Not all debt collectors in Pennsylvania are created equally. Some respect the law while others engage in harassment, for example, making threats, pretending to be someone else or calling at midnight.

Senior citizens may be more at risk at falling prey to this harassment than other age groups. This could be because some older adults are relatively isolated, scared and/or struggling with memory issues. They may not be as well-educated on their rights as younger people are. Here is a look at some techniques that unscrupulous debt collectors use on senior citizens.

Threatening Social Security payments

Quite a few senior citizens depend on Social Security to make ends meet. However, debt collectors may try to scare them into paying by threatening to take away their Social Security. In reality, this is not possible. The only way that a senior's Social Security payments can be reduced is in order to pay student loans, child support, alimony, taxes and other federal debts.

Contacting family members

Many senior citizens are ashamed to be in debt. In fact, they may not have told anyone about their financial issues. Debt collectors are not allowed to contact anyone and "tattle" about the debt, but that is exactly what some do. The hope may be that relatives will pressure the senior citizen to pay off the debt or just do it themselves. Sometimes, though, this tactic backfires when the relatives are knowledgeable and realize they are dealing with a shady collector.

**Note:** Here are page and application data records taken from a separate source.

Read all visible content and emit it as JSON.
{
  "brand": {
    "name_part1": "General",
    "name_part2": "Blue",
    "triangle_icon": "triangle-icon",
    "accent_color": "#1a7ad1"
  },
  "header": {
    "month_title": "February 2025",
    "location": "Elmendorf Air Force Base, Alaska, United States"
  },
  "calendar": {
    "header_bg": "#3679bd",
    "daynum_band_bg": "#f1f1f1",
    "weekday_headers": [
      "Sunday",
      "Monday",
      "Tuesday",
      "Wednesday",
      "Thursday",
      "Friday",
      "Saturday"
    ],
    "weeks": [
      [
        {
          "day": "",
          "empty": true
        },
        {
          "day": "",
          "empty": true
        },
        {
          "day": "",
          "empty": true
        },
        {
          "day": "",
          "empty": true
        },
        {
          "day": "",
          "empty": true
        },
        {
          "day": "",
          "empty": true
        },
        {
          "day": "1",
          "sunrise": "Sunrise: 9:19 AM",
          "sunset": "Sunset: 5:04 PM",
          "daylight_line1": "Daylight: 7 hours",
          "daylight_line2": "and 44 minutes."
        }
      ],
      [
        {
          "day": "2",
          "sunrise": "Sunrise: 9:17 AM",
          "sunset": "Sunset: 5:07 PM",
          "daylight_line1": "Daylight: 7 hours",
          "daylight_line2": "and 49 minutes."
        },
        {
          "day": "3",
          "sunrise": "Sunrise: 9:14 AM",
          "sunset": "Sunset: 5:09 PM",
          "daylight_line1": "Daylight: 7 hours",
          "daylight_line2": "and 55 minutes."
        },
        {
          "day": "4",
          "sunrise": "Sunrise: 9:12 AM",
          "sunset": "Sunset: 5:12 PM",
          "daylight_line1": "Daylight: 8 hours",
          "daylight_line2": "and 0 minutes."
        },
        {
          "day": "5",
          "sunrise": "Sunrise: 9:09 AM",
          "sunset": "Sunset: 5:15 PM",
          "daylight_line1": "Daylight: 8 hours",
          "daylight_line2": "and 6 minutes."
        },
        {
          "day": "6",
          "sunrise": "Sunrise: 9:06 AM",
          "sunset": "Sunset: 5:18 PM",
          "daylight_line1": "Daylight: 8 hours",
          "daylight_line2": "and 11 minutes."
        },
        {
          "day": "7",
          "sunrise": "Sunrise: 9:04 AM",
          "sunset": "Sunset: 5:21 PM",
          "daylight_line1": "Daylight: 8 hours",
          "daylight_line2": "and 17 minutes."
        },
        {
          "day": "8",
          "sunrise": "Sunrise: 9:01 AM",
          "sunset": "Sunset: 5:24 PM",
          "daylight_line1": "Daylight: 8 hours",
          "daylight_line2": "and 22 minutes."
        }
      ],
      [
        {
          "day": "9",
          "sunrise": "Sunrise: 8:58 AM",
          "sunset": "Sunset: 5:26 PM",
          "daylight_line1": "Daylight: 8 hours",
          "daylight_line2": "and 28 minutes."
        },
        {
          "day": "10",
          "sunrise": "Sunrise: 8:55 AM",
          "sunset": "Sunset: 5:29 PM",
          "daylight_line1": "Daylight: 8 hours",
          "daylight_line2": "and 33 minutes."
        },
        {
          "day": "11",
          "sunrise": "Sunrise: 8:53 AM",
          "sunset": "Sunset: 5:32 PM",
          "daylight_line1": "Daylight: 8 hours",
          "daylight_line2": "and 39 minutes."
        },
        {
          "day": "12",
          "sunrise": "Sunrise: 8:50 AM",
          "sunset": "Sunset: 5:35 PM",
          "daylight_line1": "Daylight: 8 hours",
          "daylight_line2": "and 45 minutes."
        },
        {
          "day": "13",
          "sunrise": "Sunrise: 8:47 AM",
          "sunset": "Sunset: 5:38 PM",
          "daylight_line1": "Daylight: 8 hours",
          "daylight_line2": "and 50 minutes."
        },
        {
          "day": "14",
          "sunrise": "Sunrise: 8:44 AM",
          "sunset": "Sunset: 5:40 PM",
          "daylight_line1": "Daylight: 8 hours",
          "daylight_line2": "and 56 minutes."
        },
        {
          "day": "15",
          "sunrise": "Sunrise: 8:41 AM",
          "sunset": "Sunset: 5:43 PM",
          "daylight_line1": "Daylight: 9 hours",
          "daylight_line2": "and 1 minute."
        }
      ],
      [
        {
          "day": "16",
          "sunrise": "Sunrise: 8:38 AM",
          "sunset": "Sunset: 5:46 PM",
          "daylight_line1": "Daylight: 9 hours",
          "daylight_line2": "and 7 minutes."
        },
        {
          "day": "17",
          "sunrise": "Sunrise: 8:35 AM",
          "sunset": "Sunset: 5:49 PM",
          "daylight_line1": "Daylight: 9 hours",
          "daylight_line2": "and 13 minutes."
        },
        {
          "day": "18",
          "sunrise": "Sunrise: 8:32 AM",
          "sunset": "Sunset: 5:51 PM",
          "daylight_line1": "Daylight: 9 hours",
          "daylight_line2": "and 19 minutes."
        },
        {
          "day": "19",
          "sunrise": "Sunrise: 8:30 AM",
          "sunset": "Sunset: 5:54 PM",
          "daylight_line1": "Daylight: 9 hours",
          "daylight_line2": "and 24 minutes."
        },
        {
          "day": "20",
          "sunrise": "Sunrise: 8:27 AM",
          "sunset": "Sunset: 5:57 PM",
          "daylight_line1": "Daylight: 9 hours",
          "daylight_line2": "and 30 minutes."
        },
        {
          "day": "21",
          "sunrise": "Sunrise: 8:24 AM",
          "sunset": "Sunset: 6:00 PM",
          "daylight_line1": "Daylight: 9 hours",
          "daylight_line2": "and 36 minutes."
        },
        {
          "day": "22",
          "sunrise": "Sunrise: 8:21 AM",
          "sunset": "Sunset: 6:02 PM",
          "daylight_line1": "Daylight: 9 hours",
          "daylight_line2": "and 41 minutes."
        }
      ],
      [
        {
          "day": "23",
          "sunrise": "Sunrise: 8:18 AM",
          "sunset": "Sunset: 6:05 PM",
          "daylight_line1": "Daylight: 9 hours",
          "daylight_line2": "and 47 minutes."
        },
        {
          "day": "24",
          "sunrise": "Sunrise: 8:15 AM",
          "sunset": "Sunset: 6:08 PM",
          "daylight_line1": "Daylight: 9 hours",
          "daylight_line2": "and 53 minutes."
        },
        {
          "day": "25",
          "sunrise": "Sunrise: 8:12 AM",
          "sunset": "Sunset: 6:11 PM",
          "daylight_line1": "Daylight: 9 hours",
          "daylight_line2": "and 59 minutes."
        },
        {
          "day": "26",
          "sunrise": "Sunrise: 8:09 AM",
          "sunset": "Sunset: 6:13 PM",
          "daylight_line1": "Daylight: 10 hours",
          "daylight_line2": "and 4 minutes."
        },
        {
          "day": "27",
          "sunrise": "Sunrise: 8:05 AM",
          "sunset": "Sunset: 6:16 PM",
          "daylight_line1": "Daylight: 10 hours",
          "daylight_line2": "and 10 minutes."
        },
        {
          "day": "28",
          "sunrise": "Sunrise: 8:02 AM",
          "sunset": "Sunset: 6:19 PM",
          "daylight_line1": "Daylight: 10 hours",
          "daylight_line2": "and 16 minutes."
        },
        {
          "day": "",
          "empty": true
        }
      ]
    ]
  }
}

One way that collectors try to get the best of both worlds-getting a senior citizen to pay without running the risk of actually contacting family-is to threaten to call someone. For example, something like, "How would you like me to call your son or your neighbor Eric and tell them that you owe $10,000?" may be enough to get a senior citizen to make a small payment. Unfortunately, many older adults simply have no room for payments in their budgets, and it is illegal for debt collectors to make any type of threat.

Visiting in person

Another no-no is visiting in person. However, some debt collectors go knocking in the hopes that meeting in person will finally get senior citizens to pay up. If a senior citizen cannot, threats of tattling and bodily harm may occur.

Debt collectors in Pennsylvania use a variety of other techniques on senior citizens, including misrepresenting themselves as police or as IRS workers. If a senior citizen or elderly relative has been abused in this way, an attorney may be able to help end the harassment and seek compensation.